Using Organization to Streamline Courses
This module covers information about well-organized courses. By organizing courses so that students understand what’s expected and are better able to navigate the course, and by presenting lectures in a clear manner, professors can help create an environment that is conducive to learning.
This resource was originally developed with resources from the College STAR grant. That grant has ended and the College STAR modules will now permanently reside at the East Carolina University Office for Faculty Excellence.
College students give high marks to faculty who organize their classes so that students are well-informed about all aspects of the course including the assignments.
At East Carolina University (ECU), two of the professors lauded by students for creating highly organized courses use different approaches to achieve the same goal: delivering content clearly and consistently to help students succeed. Dr. Douglas Schneider, an accounting professor, has developed his own materials over the years, culminating in photocopied "textbooks"—lecture packets for the course that work in conjunction with the rest of the coursework.
Dr. Carolyn Dunn, an assistant professor who teaches technical writing in the Department of Technology Systems, delivers coursework online in folders, which are posted weekly. Each folder contains a PowerPoint on that week’s lecture.
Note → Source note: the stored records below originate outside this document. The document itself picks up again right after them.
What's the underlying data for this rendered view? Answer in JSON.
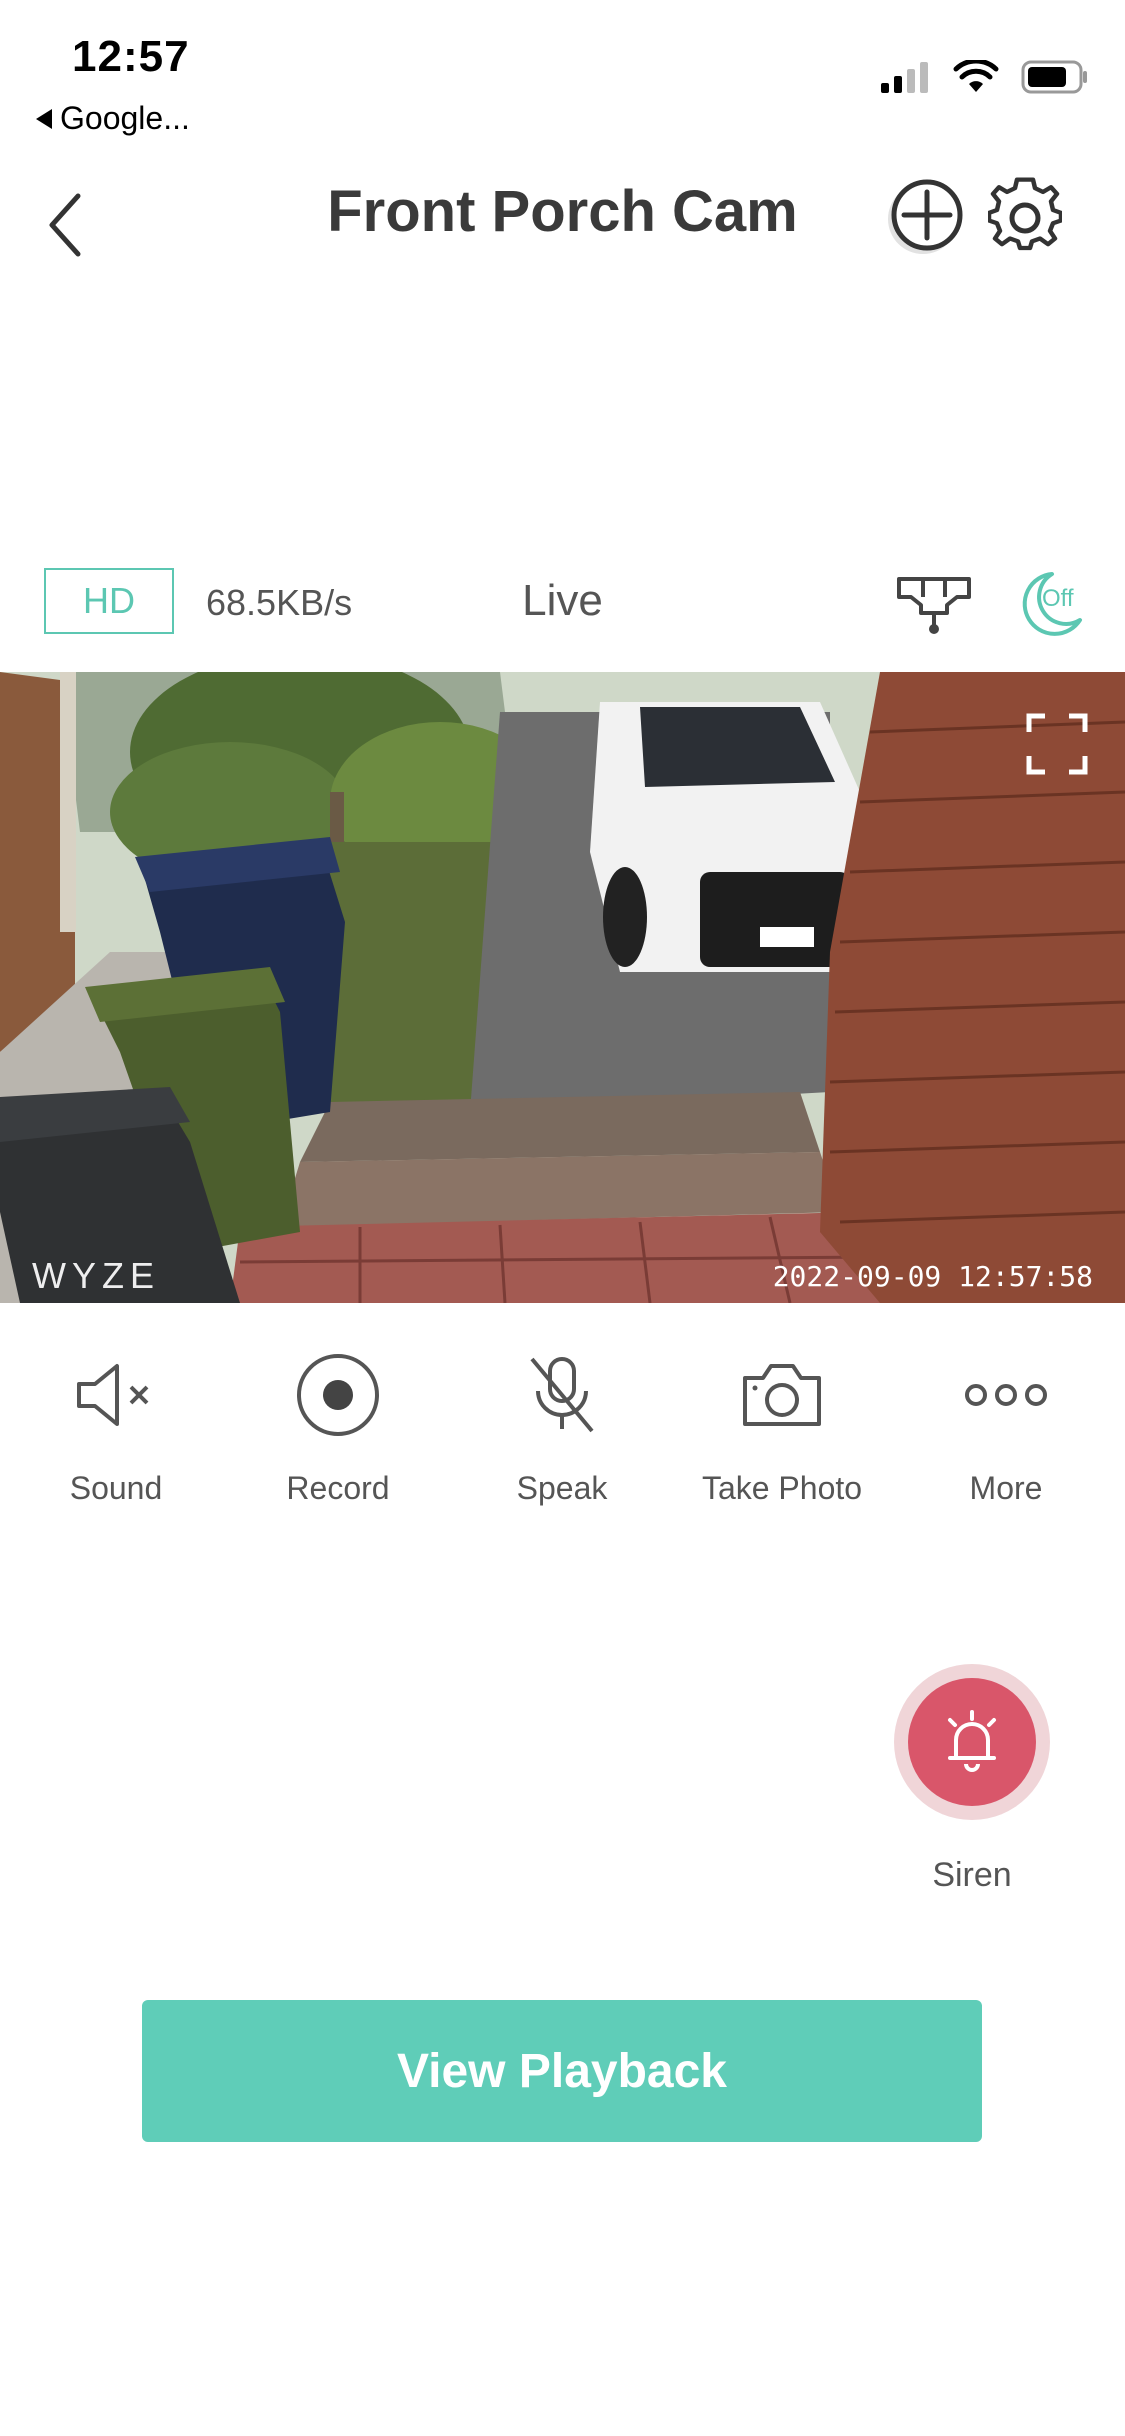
{
  "status_bar": {
    "time": "12:57",
    "back_app": "Google...",
    "icons": [
      "signal-icon",
      "wifi-icon",
      "battery-icon"
    ]
  },
  "header": {
    "title": "Front Porch Cam",
    "icons": [
      "chevron-left-icon",
      "add-circle-icon",
      "gear-icon"
    ]
  },
  "stream_info": {
    "quality": "HD",
    "bitrate": "68.5KB/s",
    "mode": "Live",
    "night_vision": "Off"
  },
  "video": {
    "brand": "WYZE",
    "timestamp": "2022-09-09  12:57:58"
  },
  "controls": [
    {
      "label": "Sound",
      "icon": "speaker-muted-icon"
    },
    {
      "label": "Record",
      "icon": "record-icon"
    },
    {
      "label": "Speak",
      "icon": "mic-off-icon"
    },
    {
      "label": "Take Photo",
      "icon": "camera-icon"
    },
    {
      "label": "More",
      "icon": "more-dots-icon"
    }
  ],
  "siren": {
    "label": "Siren"
  },
  "playback": {
    "label": "View Playback"
  },
  "colors": {
    "accent": "#5fcdb8",
    "siren": "#d9566a"
  }
}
It also includes instructions for a writing assignment, accompanied by an example to help students get started. Students in distance-learning classes receive an extra component—the lecture delivered as a video.
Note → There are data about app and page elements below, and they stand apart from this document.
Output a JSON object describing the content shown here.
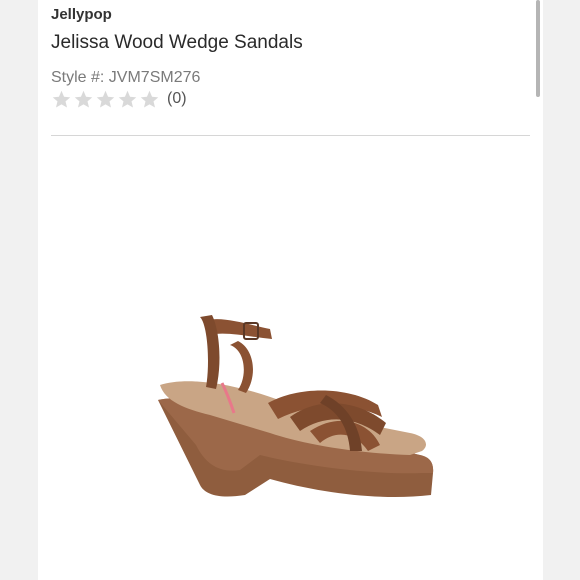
{
  "product": {
    "brand": "Jellypop",
    "title": "Jelissa Wood Wedge Sandals",
    "style": "Style #: JVM7SM276",
    "rating": {
      "stars_filled": 0,
      "stars_total": 5,
      "count_text": "(0)"
    },
    "image": {
      "subject_icon": "wedge-sandal-image",
      "colors": {
        "leather": "#8b5233",
        "wood": "#9a6a4a",
        "cork": "#c9a585"
      }
    }
  },
  "colors": {
    "star_empty": "#d9d9d9",
    "divider": "#d6d6d6",
    "text_primary": "#2a2a2a",
    "text_secondary": "#7a7a7a"
  }
}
By organizing courses so that students understand what’s expected and are better able to navigate the course, and by presenting lectures in a clear manner, professors help create an environment that’s conducive to learning (Carroll & O’Donnell, 2010). By organizing their courses effectively, Drs. Dunn and Schneider help boost student learning. One research study indicated that university students rank organization as one of the most important traits faculty can possess (Boex, 2000).
Support for this Module
Original development of this module was made possible by the College STAR (Supporting Transition Access and Retention) initiative. College STAR was a grant-funded project focused on partnering postsecondary educational professionals and students to learn ways for helping postsecondary campuses become more welcoming of students with learning and attention differences. Much of this work was made possible by generous funding from the Oak Foundation.
Share this resource:
November 11, 2022